Description:

INV-14037

Background

Conventionally, various types of sensor elements have been used for detection of physiological analytes. Some of the most common ones are nanosensors and microworms. In vivo use of nanosensors has been limited by cellular uptake and diffusion into biological systems. Microworm sensors can overcome such limitations of nanosensors; however, they have limited lifetime and they are difficult to mass produce. Hence, the development of new biosensors that allow efficient and localized monitoring of physiological analytes and overcome prior art limitations are needed.

Technology Overview

Researchers at Northeastern University invented electrospun fibrous-based sensors that allow localized monitoring of analytes both in vitro and in vivo. The electrospinning method used in this sensor gives the fiber high surface to volume ratio, high porosity, and diameters of nanometer to micron. Such surface features enhance the sensor sensitivity and reduce the response time. Also, the novel structure of the sensor can extend the monitoring time by minimizing sensor diffusion and cellular uptake.

The sensor, which is either in the form of a scaffold or individual fibers, is fabricated from a combination of polymers, plasticizer, coating, stabilizer and incorporated with optode sensing components. This unique fabrication of sensors makes it possible to be implanted beneath the skin and fluorescently track changes in the analyte concentration. 

Benefits

  • Extended in vivo monitoring time 
  • Less cellular uptake and diffusion in biological systems 
  • Possibility of mass production and utilization at large scale 
  • Rapid response time and higher sensitivity 

Applications

  • Detection of physiological analytes 
  • Monitoring of cellular functions in cell seeding platform
  • Environmental monitoring 
  • Food monitoring 

Opportunity
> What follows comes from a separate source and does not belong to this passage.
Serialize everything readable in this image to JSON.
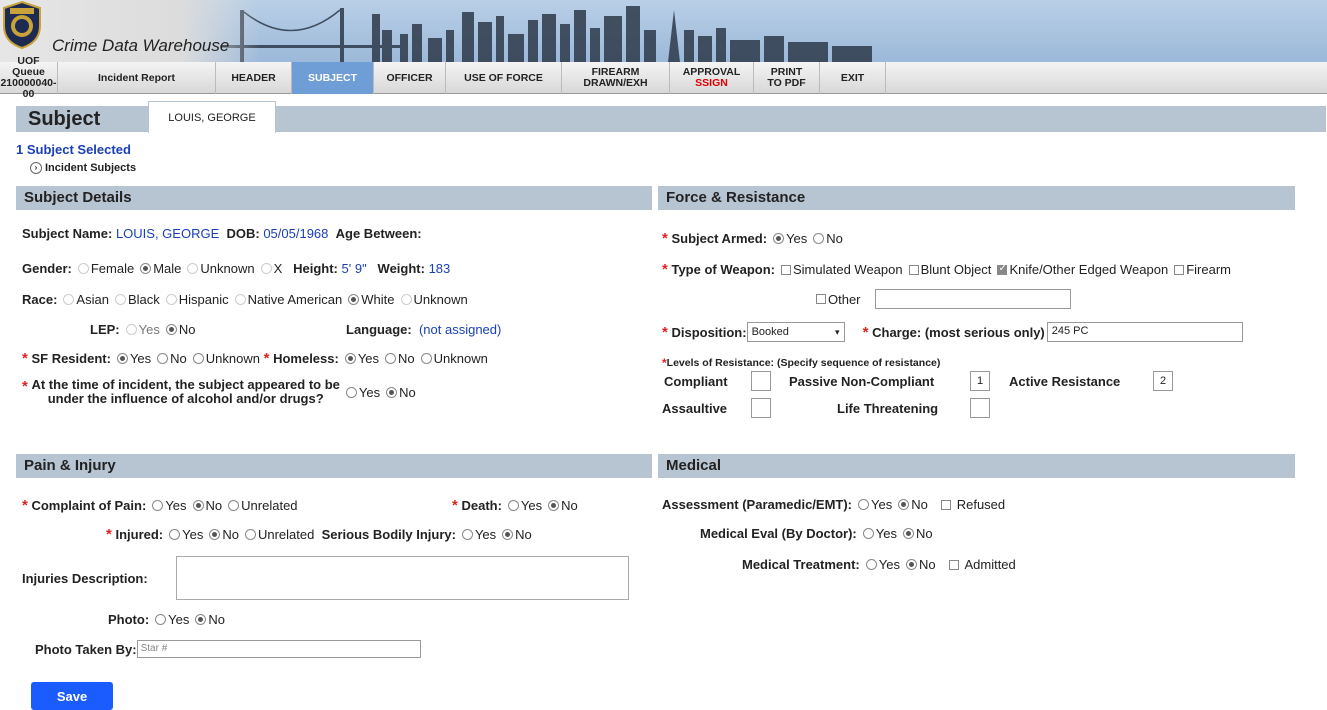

  • License
  • Partnering
  • Research collaboration
Patent Information:
For Information, Contact:
Mark Saulich
Associate Director of Commercialization
Northeastern University
m.saulich@northeastern.edu
Inventors:
Timothy Ruckh
Heather Clark
Mary Katharine Balaconis
Keywords:
Diagnostics
Materials
Nanotechnology
Sensor Technology